PROPEL: Cell therapy does not boost walking performance in PAD
ANAHEIM, Calif. — In patients with peripheral artery disease in the PROPEL trial, granulocyte-macrophage colony-stimulating factor, either alone or in combination with exercise, did not improve 6-minute walk distance.
Granulocyte-macrophage colony-stimulating factor, or GM-CSF, increases circulating endothelial progenitor cells, which have been previously associated with angiogenesis in humans, according to Mary M. McDermott, MD, the Jeremiah Stamler Professor of medicine and preventive medicine at Northwestern University Feinberg School of Medicine in Chicago.
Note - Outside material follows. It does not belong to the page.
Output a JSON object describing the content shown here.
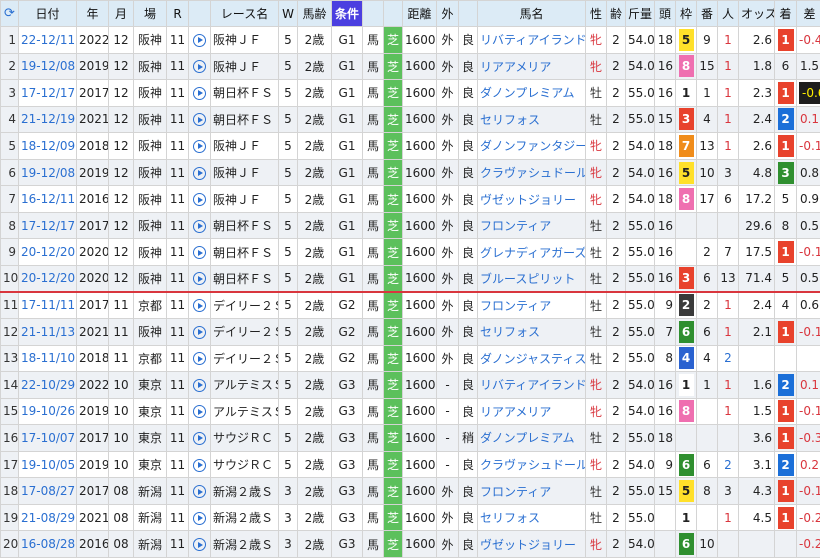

“Because exercise-induced ischemia enhances progenitor-cell release and may also promote progenitor cell homing to ischemic calf muscle, walking exercise may augment the effects of GM-CSF in PAD. However, the effects of GM-CSF on walking performance remained unclear prior to the trial,” McDermott said at the American Heart Association Scientific Sessions.
McDermott and colleagues conducted the PROPEL trial to learn more about GM-CSF in PAD. They used a 2-by-2 factorial design in which 210 participants with PAD, with and without classic intermittent claudication, were randomly assigned between 2012 and December 2016 to one of four groups: GM-CSF plus exercise, GM-CSF plus attention control, supervised exercise plus placebo or attention control plus placebo.
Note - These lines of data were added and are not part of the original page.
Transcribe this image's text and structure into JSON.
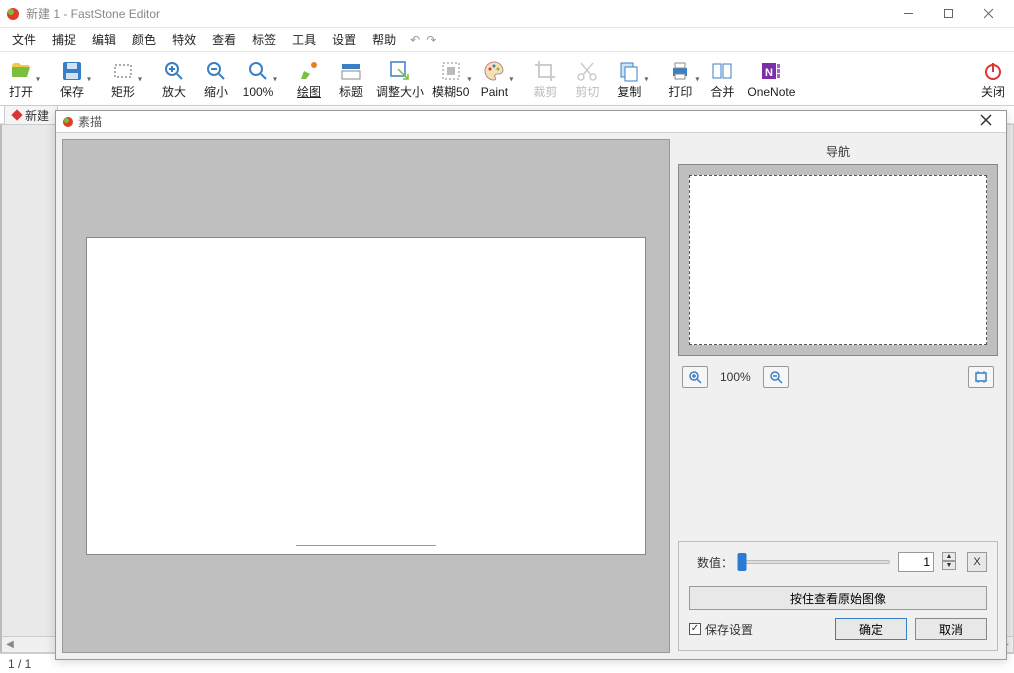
{
  "window": {
    "title": "新建 1 - FastStone Editor",
    "min_label": "最小化",
    "max_label": "最大化",
    "close_label": "关闭"
  },
  "menu": {
    "items": [
      "文件",
      "捕捉",
      "编辑",
      "颜色",
      "特效",
      "查看",
      "标签",
      "工具",
      "设置",
      "帮助"
    ]
  },
  "toolbar": {
    "open": "打开",
    "save": "保存",
    "rect": "矩形",
    "zoom_in": "放大",
    "zoom_out": "缩小",
    "zoom_100": "100%",
    "draw": "绘图",
    "title_btn": "标题",
    "resize": "调整大小",
    "blur50": "模糊50",
    "paint": "Paint",
    "crop": "裁剪",
    "cut": "剪切",
    "copy": "复制",
    "print": "打印",
    "merge": "合并",
    "onenote": "OneNote",
    "close": "关闭"
  },
  "tab": {
    "label": "新建"
  },
  "dialog": {
    "title": "素描",
    "nav_label": "导航",
    "zoom_in": "放大",
    "zoom_100": "100%",
    "zoom_out": "缩小",
    "zoom_fit": "适应",
    "value_label": "数值：",
    "value": "1",
    "x_label": "X",
    "hold_label": "按住查看原始图像",
    "save_settings": "保存设置",
    "save_checked": "✓",
    "ok": "确定",
    "cancel": "取消"
  },
  "status": {
    "page": "1 / 1"
  }
}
Participants received GM-CSF or placebo three times per week for 2 weeks in a double blinded fashion, and supervised treadmill exercise was delivered three times a week for 6 months. The attention control intervention included weekly lectures given by clinicians for 6 months.
No benefit with GM-CSF
At 2-week follow-up, after the end of the study drug injections, both groups that received GM-CSF had statistically significant increases in circulating progenitor cells, whereas the two groups that did not receive GM-CSF had no change. By 6-week follow-up, all participants were back to baseline in terms of circulating progenitor cells.
At 12 weeks follow-up, participants assigned to supervised treadmill exercise alone had a statistically significant and clinically meaningful improvement in in the primary outcome of 6-minute walk performance compared with those who received attention control plus placebo (mean difference, 33.6 m; 95% CI, 9.4-57.7), according to the McDermott.
Participants who received GM-CSF plus exercise had greater improvement in 6-minute walk performance compared with GM-CSF alone. However, after adjustment for multiple comparisons, the difference did not reach statistical significance (mean difference, 28.7 m; 95% CI, 5.1-52.3), McDermott said.
Results also showed no differences between the GM-CSF-plus-exercise group compared with the exercise-alone group (mean difference, –6.3 m; 95% CI, –30.2 to 17.6) or between the GM-CSF-alone group compared with the attention-control-plus-placebo group (mean difference, –1.4 m; 95% CI, –25.2 to 22.4).
Additionally, at 12 weeks, participants in the exercise-plus-GM-CSF group vs. the GM-CSF-alone group had a significantly greater improvement in the secondary outcome of treadmill walking time. Similarly, participants assigned to supervised treadmill alone had significantly greater improvement in treadmill walking time than assigned attention control plus placebo. However, there was no difference between exercise plus GM-CSF compared with exercise alone and there was no difference between GM-CSF alone vs. attention control plus placebo.
There were also no significant differences for any of the four comparisons for the outcome of brachial flow-mediated dilation at 12-week follow-up, according to McDermott.
During her presentation, McDermott highlighted several other interesting findings of the PROPEL trial. In response to the supervised treadmill exercise intervention, the primary outcome of the 6-minute walk distance improved more gradually compared with the secondary outcome of treadmill walking time.
“This is probably because the supervised treadmill exercise was training to the outcome measure of treadmill exercise performance,” she said.
Moreover, in contrast to previously published literature, the researchers did not see that regular supervised exercise significantly increased circulating progenitor cells over time, McDermott noted.
There were also no differences in the data according to the presence or absence of classical intermittent claudication symptoms among participants with PAD.
“The PROPEL trial confirmed previous findings regarding the fact that supervised treadmill exercise significantly improved 6-minute walk distance compared with the control group,” McDermott said. “However, GM-CSF did not significantly improve walking performance in people with PAD, either when used alone or when combined with supervised treadmill exercise.” – by Melissa Foster
McDermott MM. LBS.07 – Innovative Therapies and Novel Applications. Presented at: American Heart Association Scientific Sessions; Nov. 11-15, 2017; Anaheim, California.
Disclosure: McDermott reports no relevant financial disclosures.
Editor’s Note: This article was updated on Nov. 20, 2017 to include additional comment from the researcher and the perspective author.